- _Your task_
Pull from the data below each line where the word "letter" occurs, and copy it.

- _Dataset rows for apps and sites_
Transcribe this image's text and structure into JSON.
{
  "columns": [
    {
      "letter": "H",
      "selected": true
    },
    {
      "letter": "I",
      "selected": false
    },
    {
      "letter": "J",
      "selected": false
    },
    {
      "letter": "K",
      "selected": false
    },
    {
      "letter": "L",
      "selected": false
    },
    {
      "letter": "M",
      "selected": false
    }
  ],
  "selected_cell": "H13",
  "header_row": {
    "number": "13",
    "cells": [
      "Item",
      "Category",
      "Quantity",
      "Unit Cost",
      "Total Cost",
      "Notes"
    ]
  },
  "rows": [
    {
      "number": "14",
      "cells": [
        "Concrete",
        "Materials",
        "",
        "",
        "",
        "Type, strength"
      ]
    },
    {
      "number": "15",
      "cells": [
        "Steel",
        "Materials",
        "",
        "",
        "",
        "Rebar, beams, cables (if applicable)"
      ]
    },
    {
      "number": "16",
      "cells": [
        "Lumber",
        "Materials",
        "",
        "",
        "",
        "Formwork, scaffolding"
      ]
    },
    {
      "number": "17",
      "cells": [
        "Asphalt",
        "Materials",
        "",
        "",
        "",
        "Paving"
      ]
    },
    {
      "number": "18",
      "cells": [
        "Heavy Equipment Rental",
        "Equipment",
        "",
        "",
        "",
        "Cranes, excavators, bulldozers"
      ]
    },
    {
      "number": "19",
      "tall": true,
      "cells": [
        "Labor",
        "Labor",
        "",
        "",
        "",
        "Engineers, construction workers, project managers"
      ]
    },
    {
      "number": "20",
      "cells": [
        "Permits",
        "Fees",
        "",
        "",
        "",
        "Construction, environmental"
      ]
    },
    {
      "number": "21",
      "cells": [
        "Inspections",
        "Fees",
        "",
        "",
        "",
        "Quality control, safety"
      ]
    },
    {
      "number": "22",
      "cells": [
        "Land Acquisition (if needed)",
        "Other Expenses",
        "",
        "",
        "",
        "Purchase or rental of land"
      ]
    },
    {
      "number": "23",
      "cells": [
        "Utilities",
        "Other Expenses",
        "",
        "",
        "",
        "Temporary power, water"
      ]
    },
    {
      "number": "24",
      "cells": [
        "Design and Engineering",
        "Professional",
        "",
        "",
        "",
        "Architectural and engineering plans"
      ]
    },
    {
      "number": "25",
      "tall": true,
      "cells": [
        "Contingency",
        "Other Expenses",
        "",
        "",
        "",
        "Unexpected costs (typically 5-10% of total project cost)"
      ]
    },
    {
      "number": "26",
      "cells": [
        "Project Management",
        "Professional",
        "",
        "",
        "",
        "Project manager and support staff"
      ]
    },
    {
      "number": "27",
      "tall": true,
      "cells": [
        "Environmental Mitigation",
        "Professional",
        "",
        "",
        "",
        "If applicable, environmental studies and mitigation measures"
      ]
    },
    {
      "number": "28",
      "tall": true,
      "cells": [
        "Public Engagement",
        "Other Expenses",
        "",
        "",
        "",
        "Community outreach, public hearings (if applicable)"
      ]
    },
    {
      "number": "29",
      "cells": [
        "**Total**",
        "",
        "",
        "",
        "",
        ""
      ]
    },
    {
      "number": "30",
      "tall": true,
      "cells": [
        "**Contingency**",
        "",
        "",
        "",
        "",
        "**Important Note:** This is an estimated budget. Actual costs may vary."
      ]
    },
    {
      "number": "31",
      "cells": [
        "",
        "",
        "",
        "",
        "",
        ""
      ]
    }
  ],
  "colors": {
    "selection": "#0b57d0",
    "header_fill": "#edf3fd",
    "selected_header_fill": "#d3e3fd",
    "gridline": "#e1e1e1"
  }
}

- _Response box_
      "letter": "H",
      "letter": "I",
      "letter": "J",
      "letter": "K",
      "letter": "L",
      "letter": "M",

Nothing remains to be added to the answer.